But three new bills in the state legislature are taking aim at senior water rights in an attempt to level the playing field.
The bills propose expanding the authority of the state Water Resources Control Board.
Senior water rights date back to before 1914, when there was no permitting or state water authority yet.
For years, advocacy groups have decried the water rights system and demanded changes. Some of those changes could become reality if legislators and the governor approve the current bills.
- AB 460 (Bauer-Kahan): Would streamline the Water Board’s power to halt illegal diversions of water and would raise the penalties from $500 per day to up to $10,000 per day and $2,500 per acre foot diverted. The bill passed the state Assembly on May 30 and is on its way to the state Senate.
- AB 1337 (Wicks): Would give the Water Board the ability to curtail any water user regardless of water rights. The bill passed the state Assembly on May 30 and is on its way to the state Senate.
- SB 389 (Allen): Would give the Water Board the ability to investigate and confirm pre-1914 senior water rights. The bill passed the state Senate on May 30 and is on its way to the state Assembly.
The bills are necessary to make the water rights system more equitable, said Amanda Fencl, western states senior climate scientist for the nonprofit Union of Concerned Scientists. Union of Concerned Scientists isn’t an official sponsor of the bills but has been a vocal supporter.

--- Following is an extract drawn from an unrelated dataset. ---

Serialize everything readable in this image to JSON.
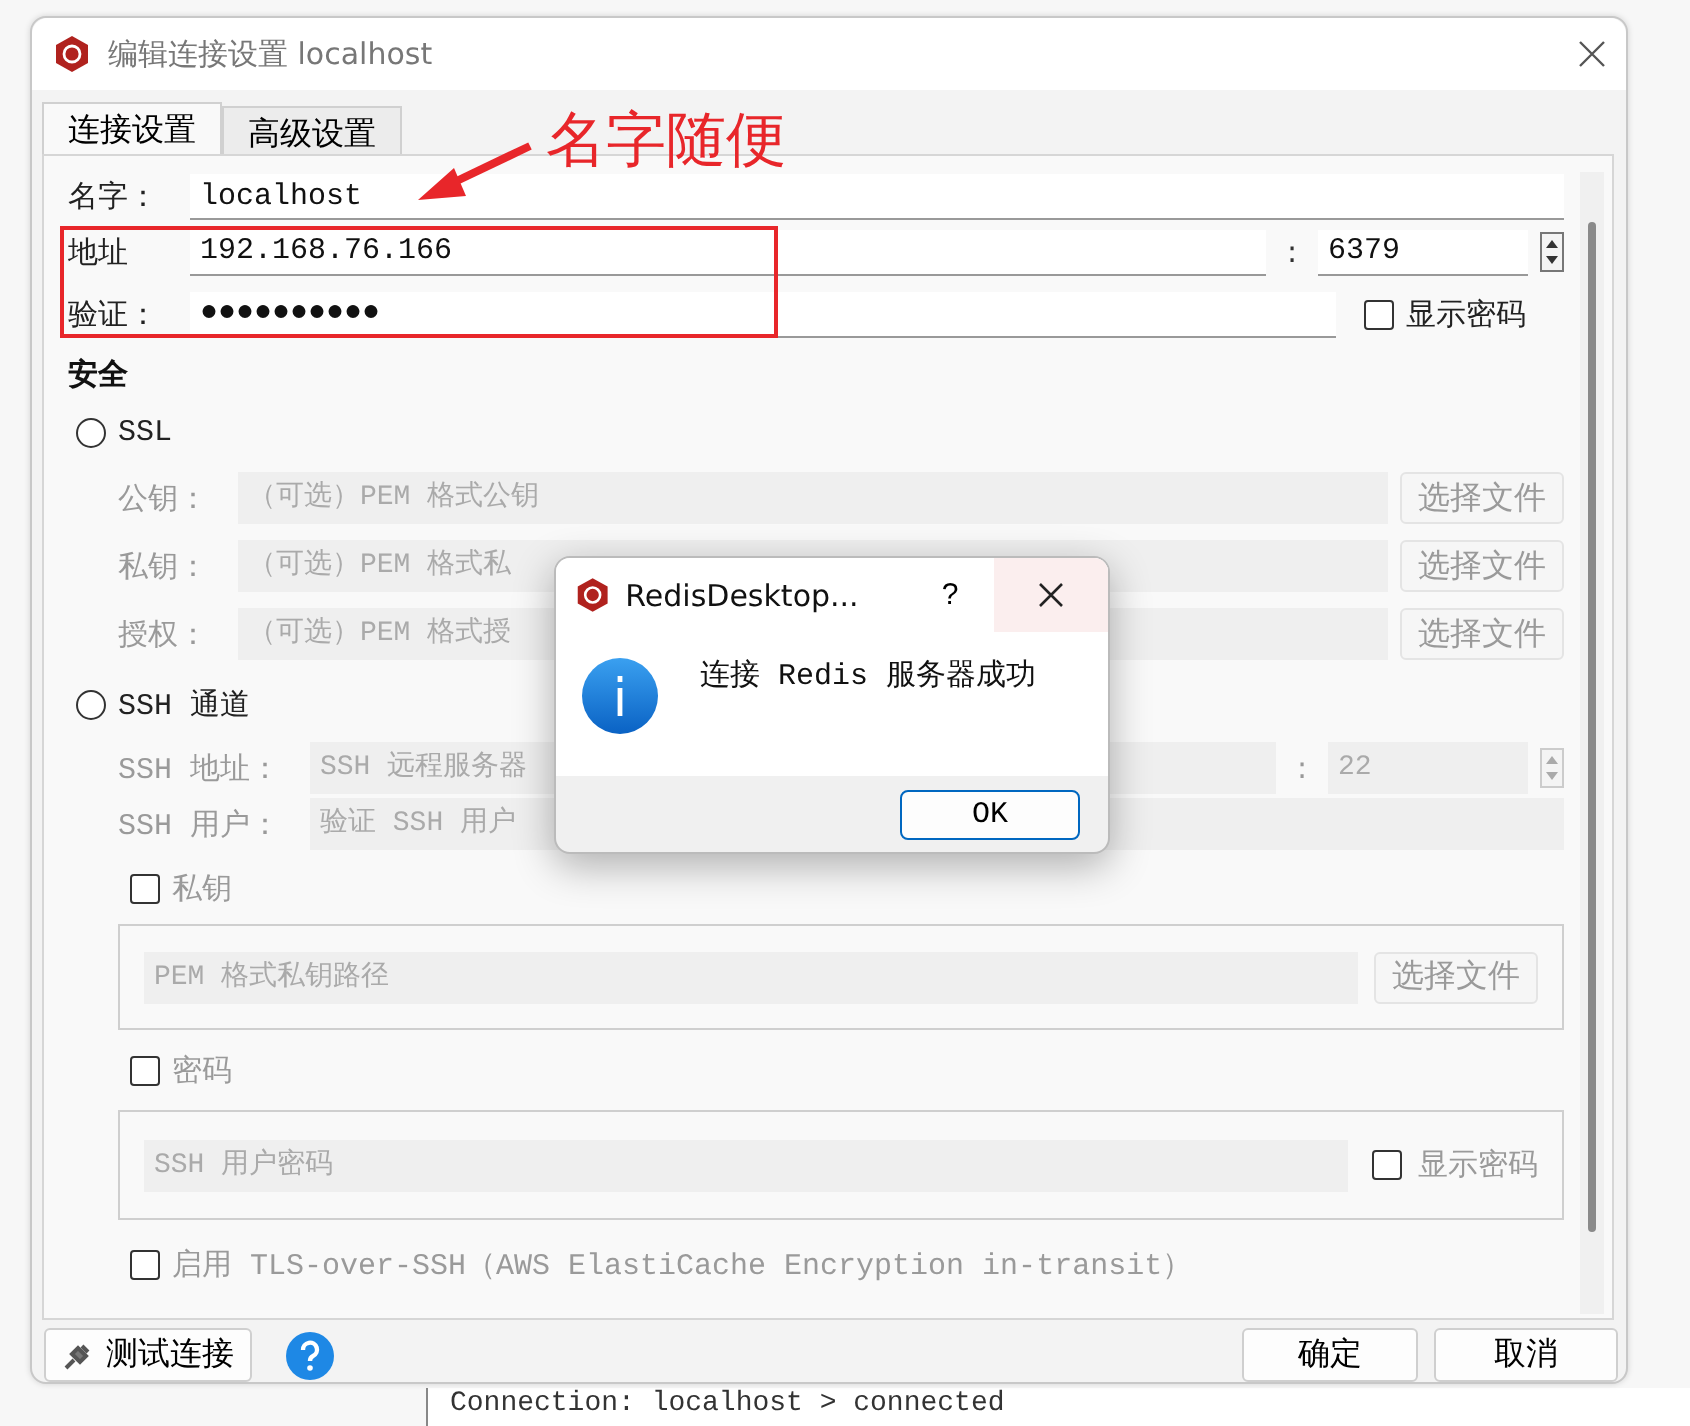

“Anybody that got a water right before 1914 probably looked a certain way and was able to own land, was able to vote, was able to do all these things based on the history of the time,” said Fencl. “They’ve now inherited that privilege of having these water rights based on the racist and inequitable system from back then, and you fast forward more than 100 years and that sort of privilege carries forward into the way that they’re able to use water now.”
The new legislation would give the state the authority to regulate all water users equally, she added.
For example, it has been a hotly contested issue whether the state can cut diversions taken by senior water rights holders during times of drought. Senior rights holders won a lawsuit against the state for curtailing their rights during the 2012-2016 drought.
AB 1337 would directly address this issue and enable the board to curtail any water user.
But some growers, water agencies and others in agriculture say these bills go about changing the system in the wrong way. Critics say the bills are overly broad and give too much authority to the Water Board, which is made up of appointees not elected officials.
“The idea of modernizing the system a bit or making some ability to have more enforcement is probably something that most folks can get behind,” said Cannon Michael, president of Bowles Farming Company and a senior water rights holder.
While the intention of the legislation isn’t bad, it’s probably not the right vehicle to get things done in a constructive way, said Michael.
Michael said there has been some resistance to including senior water rights holders in the lawmaking process. He thinks more inclusion would make for a collaborative and cohesive solution.
“How we can undo how California was put together is kind of beyond my ability to figure that out at this point,” said Michael. “Redoing things and kind of blowing systems up is when you put everybody in their corners and you’re just gonna have protracted litigation and then nothing’s gonna get done.”
“Of course they don’t want it to change if the status quo lets them do what they need to do,” said Fencl of the opposing agencies. “This system is not working for everybody but the water in the state is supposed to be for everybody.”
Senator Ben Allen (D-Santa Monica) said when it comes to his bill (SB 389), those with legitimate senior water rights shouldn’t be concerned.
“They have nothing to fear. Rather, this bill, we’re just asking them to do what everyone else is required to do, not just here in the state of California, but all over the country, is to have some basic proof of their right,” said Allen. “As long as they’re able to come up with something credible that meets the smell test, they have nothing to worry about.”
Allen said he’s open to more conversations with the opposition about how to keep the water board in check.
“I certainly don’t want the Water Board running amok,” said Allen. “I want there to be strictures and constraints.”